Channel a most interesting historical flashback to 1798.
With this hour -- billed as one of the network's
primetime "Expedition Adventure" specials -- Discovery again blends an
intriguing, centuries-old underwater find with dramatic re-enactments.
The leader of this expedition, Frank Goddio, is the same
marine archeologist behind Discovery's Cleopatra's Palace special in
The 250-foot-long Orient -- described by narrator
Donald Sutherland as the most powerful battleship of its time, with 120 cannons -- was
discovered by Goddio almost exactly 200 years after its sinking in Egypt's Aboukir
In setting up the bloody confrontation, Sutherland and

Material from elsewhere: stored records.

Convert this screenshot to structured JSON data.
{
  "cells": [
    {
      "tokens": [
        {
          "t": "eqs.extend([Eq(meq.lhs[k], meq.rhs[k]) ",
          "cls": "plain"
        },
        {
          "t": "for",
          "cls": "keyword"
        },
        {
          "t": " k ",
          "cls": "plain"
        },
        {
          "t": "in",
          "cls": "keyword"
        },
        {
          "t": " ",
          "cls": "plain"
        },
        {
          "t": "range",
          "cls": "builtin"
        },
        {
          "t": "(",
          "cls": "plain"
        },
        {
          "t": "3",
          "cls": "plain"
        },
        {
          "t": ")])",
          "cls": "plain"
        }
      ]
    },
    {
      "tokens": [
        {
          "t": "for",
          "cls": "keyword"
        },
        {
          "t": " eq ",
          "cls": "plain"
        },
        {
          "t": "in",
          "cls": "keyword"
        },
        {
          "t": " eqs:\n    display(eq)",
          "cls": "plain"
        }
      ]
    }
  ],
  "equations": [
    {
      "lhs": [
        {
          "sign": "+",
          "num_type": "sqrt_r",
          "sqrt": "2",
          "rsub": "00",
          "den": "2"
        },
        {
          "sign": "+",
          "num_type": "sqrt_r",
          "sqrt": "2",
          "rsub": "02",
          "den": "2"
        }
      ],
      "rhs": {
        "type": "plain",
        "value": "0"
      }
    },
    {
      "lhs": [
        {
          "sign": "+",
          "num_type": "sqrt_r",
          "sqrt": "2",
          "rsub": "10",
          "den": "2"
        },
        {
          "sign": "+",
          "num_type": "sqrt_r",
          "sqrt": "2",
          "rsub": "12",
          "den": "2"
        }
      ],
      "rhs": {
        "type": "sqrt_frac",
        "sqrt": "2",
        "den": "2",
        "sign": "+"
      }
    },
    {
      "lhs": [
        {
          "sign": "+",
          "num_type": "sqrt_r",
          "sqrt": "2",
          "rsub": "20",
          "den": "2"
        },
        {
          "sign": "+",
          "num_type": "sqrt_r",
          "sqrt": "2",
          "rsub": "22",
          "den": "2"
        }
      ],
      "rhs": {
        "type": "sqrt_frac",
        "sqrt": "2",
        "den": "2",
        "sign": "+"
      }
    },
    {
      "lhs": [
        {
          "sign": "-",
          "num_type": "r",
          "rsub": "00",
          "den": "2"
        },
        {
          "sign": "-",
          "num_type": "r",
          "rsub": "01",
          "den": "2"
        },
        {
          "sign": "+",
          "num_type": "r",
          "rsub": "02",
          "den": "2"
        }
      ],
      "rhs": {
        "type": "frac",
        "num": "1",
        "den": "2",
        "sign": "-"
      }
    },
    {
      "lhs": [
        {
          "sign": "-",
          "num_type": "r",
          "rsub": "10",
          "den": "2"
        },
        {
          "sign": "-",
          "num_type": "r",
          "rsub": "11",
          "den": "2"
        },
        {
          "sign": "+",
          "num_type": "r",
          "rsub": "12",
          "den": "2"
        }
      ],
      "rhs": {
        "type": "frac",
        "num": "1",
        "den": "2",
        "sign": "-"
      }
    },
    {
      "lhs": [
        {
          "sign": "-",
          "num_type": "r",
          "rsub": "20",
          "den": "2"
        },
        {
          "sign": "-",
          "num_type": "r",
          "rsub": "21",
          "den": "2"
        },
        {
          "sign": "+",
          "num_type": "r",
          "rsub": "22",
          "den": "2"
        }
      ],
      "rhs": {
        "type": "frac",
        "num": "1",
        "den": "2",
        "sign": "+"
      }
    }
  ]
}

Goddio explain that Britain's Admiral Nelson was searching the seas to destroy
France's navy at the same time that Napoleon was bent on conquering Egypt. While
Napoleon and one-third of his crew sought supplies on land, Nelson staged a surprise
The positioning of the vessels and the battle plan were
determined by Goddio's magnetometer equipment and explorations across the equivalent
of 10 underwater football fields.
The French, who had expected the British to wait for
sunrise, had their 13 vessels chained together across the bay, making them sitting ducks
for Nelson's 14 mobile ships. This victory gave Britain control of the Mediterranean.
The hour -- featuring such finds as cannons, bones, the Orient's
15-ton rudder and coins from Malta, which Napoleon had defeated only months before --
concludes on a somber note: 2,600 died in the hours-long clash, including 1,700 French.
That toll would have risen if Nelson had not deployed rescue ships for French survivors.
About one year later, Napoleon became French dictator in a
coup. But oddly, the producers don't engage in any speculation on how history might
have been changed had he been aboard the Orient at Aboukir.
Napoleon's Lost Fleet, which bowed on Discovery
Aug. 29, will repeat Sept. 5 and 8.